Once you find a program or two offering Agreed Value for physical damage coverage, compare the extra coverages. In addition to the car’s Agreed Value, a few programs allow you to schedule special items such as original Rudge wheels, Nardi steering wheels, original matching luggage, special stereo equipment, etc. Many programs only allow you to drive 2,500 miles annually, but some offer different mileage plans up to 5,000 miles a year, as well as different physical damage deductibles. Some have warranties and restrictions allowing you to drive the car only to special events and car club events. Read the application carefully. Ask your agent about policy warranties and restrictions before you apply. Each program is a little different. Find one suitable for your driving needs.
The most common types of claims are not from total wrecks or theft. Most claims require you to take your the car to a shop for repairs. Will your insurance company allow you to have your car repaired by a qualified repair shop of your choice that charges more money than a less qualified shop? They should. Will your insurance company pay more for the repair shop to use OEM parts if available? Many large insurance companies have been sued and lost enormous law suits because they failed to repair damaged cars with original parts. If available, make sure your car is repaired using OEM parts. Insurance company claims practices vary widely. Having an Agreed Value policy, an agent with claims authority, and an insurance company that understands the insurance risk is of paramount importance. If your favorite car is stolen or totaled, you will know in advance how much you will receive.
OBTAINING A COLLECTOR CAR POLICY

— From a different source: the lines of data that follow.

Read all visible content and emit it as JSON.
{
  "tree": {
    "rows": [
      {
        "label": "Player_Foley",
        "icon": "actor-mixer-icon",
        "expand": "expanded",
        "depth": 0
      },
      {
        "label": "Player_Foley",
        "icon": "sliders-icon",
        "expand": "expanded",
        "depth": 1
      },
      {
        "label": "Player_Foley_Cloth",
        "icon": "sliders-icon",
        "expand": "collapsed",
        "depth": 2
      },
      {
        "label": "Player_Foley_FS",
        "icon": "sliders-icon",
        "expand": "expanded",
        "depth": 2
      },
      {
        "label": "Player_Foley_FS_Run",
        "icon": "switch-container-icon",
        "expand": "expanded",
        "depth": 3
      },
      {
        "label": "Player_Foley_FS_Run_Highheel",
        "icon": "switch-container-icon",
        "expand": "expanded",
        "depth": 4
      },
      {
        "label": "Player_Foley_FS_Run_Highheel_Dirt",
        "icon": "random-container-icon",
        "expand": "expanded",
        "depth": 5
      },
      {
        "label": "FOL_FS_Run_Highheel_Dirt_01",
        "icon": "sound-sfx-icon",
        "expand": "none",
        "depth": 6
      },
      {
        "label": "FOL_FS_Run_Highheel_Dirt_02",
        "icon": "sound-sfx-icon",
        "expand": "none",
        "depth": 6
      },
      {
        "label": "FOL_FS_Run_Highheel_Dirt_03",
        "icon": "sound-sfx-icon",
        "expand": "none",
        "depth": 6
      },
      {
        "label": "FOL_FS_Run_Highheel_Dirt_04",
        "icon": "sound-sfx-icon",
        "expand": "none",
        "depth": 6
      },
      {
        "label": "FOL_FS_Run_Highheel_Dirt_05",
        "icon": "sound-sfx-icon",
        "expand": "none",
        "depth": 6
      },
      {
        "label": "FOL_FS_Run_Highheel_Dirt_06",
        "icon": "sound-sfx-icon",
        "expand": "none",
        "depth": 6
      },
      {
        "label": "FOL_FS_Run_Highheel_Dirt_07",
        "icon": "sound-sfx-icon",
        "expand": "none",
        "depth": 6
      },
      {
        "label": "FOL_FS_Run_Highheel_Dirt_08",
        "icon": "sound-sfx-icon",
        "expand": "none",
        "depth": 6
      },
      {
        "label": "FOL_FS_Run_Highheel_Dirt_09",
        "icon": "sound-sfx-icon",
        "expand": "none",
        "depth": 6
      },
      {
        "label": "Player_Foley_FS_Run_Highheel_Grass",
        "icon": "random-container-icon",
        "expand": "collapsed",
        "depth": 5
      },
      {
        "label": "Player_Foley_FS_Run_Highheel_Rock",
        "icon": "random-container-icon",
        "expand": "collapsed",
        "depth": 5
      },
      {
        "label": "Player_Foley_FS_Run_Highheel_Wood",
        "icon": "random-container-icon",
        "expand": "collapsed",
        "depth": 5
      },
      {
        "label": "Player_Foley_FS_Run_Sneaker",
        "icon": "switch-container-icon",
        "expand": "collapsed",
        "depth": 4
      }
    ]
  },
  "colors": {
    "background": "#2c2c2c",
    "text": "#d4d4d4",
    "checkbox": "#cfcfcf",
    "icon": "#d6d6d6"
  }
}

Many collector car programs will require you to have at least one other car in your name for everyday use. Be sure the coverage limits for both liability and uninsured/underinsured motorists’ coverages provided by the auto policy covering your everyday car(s) match the same coverage limits provided by your Collector Car policy. The medical payments limits may vary depending on what the insurance company’s filings offer. A few unethical insurance agents will tell you not to obtain a separate collector car policy because their auto policy or personal umbrella/ excess policy will not allow it. This is rarely true. There are two key provisions these policies may require of a collector car policy:
- The limits of liability coverage provided by the Collector Car policy must be the same or higher than those provided by the everyday auto policy.
- The insurance company issuing the policy must be “A” rated.
I have yet to see an auto or umbrella/excess policy requiring anyone to insure all of their automobiles with one insurance company. If necessary, ask the agent to show you where their policy states you cannot secure a separate auto insurance policy for your Collector Car. Don’t hold your breath.
Obtain an Agreed Value Collector Car policy through a reputable insurance agent or broker who understands the collectible automobile business. You won’t lose any sleep over how a future claim will get settled. Your agent should have a solid relationship with the insurance company underwriting the Collector Car policies. A few agents even have claims authority to help the insurance company settle claims quickly to your complete satisfaction. Better agents are actively involved in the collectible car hobby. Many participate in various car clubs’ activities. Does your agent have any long-term commitments to any car clubs or car manufacturers?
Why settle for less? If your current insurance agent cannot offer you a Collector Car insurance policy with an Agreed Value form, find a new agent. Read your policy carefully and shop around. Spend time comparing all aspects of an insurance policy—not just its price—and make sure the Collector Car policy suits your driving needs. [Ed. - Holly Bromberg is the President of Leland-West Insurance Brokers.]